I found this article that introduces this topic for me.

In transit etiquette…

Molding #CapeTown

Once upon a time, the African plains must have represented an untouched paradise. A paradise that would need some work but a paradise nonetheless.

A place free from stifling laws and regulations with an abundance of resources.

Today, it isn’t the plains that represent this utopia.

We, the people

As Africans, our predecessors have fought for freedom from different perspectives. Each believing in their own right to their way of life, enough to kill. This passion hasn’t left us.

Fortunately, we’re starting to engage the future. Envisioning the Africa that we would like to see 5, 10, 30 years from now and putting the foundations in place for that. As waves of fresh minds cascade from educational institutions with nowhere to go, organizations shift their focus to encourage and grow these entrepreneurs.

This is an example of one of the organizations that are future-focused and environment enabling. They have workshops, research and other valuable (non-financial) resources for the willing to to create Cape Town.

Silicon Cape

What a #community wants…needs…

It’s clearly a budget, it’s got lots of numbers on it – George W. Bush

Prescribing solutions to community challenges can be tempting. Especially after watching melodious YouTube videos that advertise an organizations ability to organize a community with Colgate smiles as proof of their claims. We all have a Facebook diploma in some field.

Deal direct

The reason I advocate for direct relational experience is that it’s a strong reminder that a community is, essentially, a big human.

Hundreds of individuals who live/work in a specific location.

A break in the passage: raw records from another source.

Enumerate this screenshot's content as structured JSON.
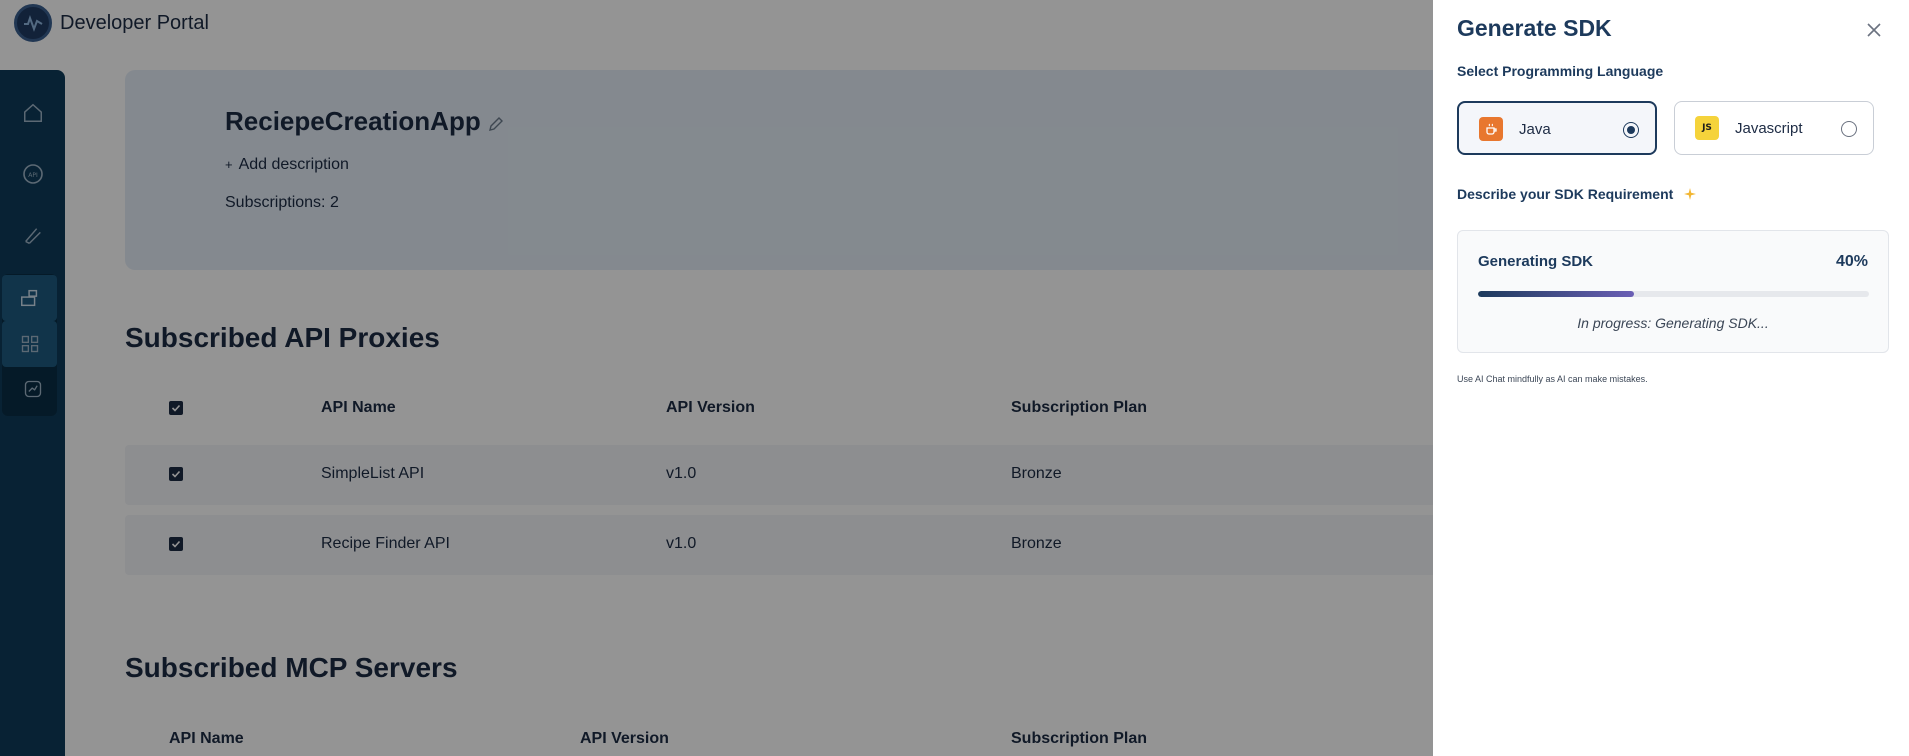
{
  "header": {
    "brand": "Developer Portal"
  },
  "app": {
    "name": "ReciepeCreationApp",
    "add_description": "Add description",
    "subscriptions": "Subscriptions: 2"
  },
  "api_proxies": {
    "title": "Subscribed API Proxies",
    "columns": [
      "API Name",
      "API Version",
      "Subscription Plan"
    ],
    "rows": [
      {
        "name": "SimpleList API",
        "version": "v1.0",
        "plan": "Bronze"
      },
      {
        "name": "Recipe Finder API",
        "version": "v1.0",
        "plan": "Bronze"
      }
    ]
  },
  "mcp_servers": {
    "title": "Subscribed MCP Servers",
    "columns": [
      "API Name",
      "API Version",
      "Subscription Plan"
    ]
  },
  "drawer": {
    "title": "Generate SDK",
    "language_label": "Select Programming Language",
    "languages": [
      {
        "name": "Java",
        "selected": true,
        "icon": "java-icon",
        "color": "#e8772e"
      },
      {
        "name": "Javascript",
        "selected": false,
        "icon": "js-icon",
        "badge": "JS",
        "color": "#f5d33b"
      }
    ],
    "requirement_label": "Describe your SDK Requirement",
    "progress": {
      "label": "Generating SDK",
      "percent_text": "40%",
      "value": 0.4,
      "message": "In progress: Generating SDK..."
    },
    "disclaimer": "Use AI Chat mindfully as AI can make mistakes."
  },
  "colors": {
    "primary": "#1d3a5c",
    "sidebar": "#0f3c5a",
    "accent_gradient_end": "#6b5fb5"
  }
}
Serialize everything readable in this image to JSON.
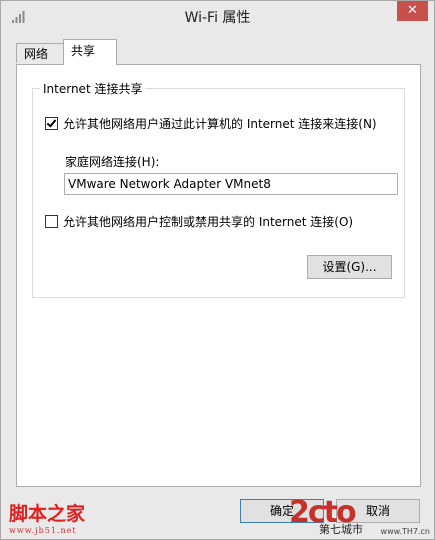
{
  "window": {
    "title": "Wi-Fi 属性",
    "close_glyph": "✕"
  },
  "tabs": [
    {
      "label": "网络"
    },
    {
      "label": "共享"
    }
  ],
  "group": {
    "title": "Internet 连接共享",
    "allow_share_label": "允许其他网络用户通过此计算机的 Internet 连接来连接(N)",
    "allow_share_checked": true,
    "home_network_label": "家庭网络连接(H):",
    "home_network_value": "VMware Network Adapter VMnet8",
    "allow_control_label": "允许其他网络用户控制或禁用共享的 Internet 连接(O)",
    "allow_control_checked": false,
    "settings_label": "设置(G)..."
  },
  "footer": {
    "ok_label": "确定",
    "cancel_label": "取消"
  },
  "watermarks": {
    "left_title": "脚本之家",
    "left_url": "www.jb51.net",
    "right_logo": "2cto",
    "right_sub": "第七城市",
    "right_site": "www.TH7.cn",
    "brand_red": "#c8302a"
  },
  "icons": {
    "title": "wifi-icon",
    "close": "close-icon",
    "check": "checkmark-icon"
  }
}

They may never interact but their goals are ultimately linked to each individual fulfilling their chosen role in that community. If we’re going to be pedantic, then let’s go with thousands of individuals.

If, like me, you’re looking for a human-centered approach then keep your eye out for the humans who are most invested in the communities you’re hoping to develop. Everyone has a specific skill and it isn’t up to you to perform all the tasks.

Next, first step

First things first, admit that you’ve seen the need. Your entrepreneurial mentality is a wave that you’ve ridden to get a meeting with the right people. But now you’re on dry land and if you want to make progress then you need to learn to work with other humans.

What are the foundations of your passionate desire to make a change?

Is there a need?

Essentially, a community developer is selling a problem. Selling a solution was the first mistake I made. I realized that I was selling my idea of a solution without fully understanding what the community needs are. I quickly lost a lot of energy when I saw key players shying away from their responsibilities (responsibilities that I had prescribed in my fervor to make tangible change) and forgot to establish a mutual understanding between stakeholders.

Write it down!

Once you’ve grasped that understanding, write it down. Make it real. I’m still working on this myself and reading sections of the book below, I’m learning how to put word to thought.

Community Development and breaking the cycle of poverty

#GetActive slowly

Yesterday, I included the Western Cape’s liquor authority’s motto “Be Conscious” — I did this because being aware of triggered behavioral patterns is the first step towards letting those unwanted behaviors go.

I’ve found that the best way to “be conscious” is to engage in different activities. This can have a jarring effect on embedded cycles.

Yesterday, I took the opportunity to walk up Lion’s Head. I didn’t get all the way BUT, every moment was worth it. Each step had my heart pumping in ways that left me breathless. Each step I had to convince myself to take another one forward and not turn back.

Cheers to the hikers who made all the interactions so much fun! Cheers to the views that gave my heart a song to sing.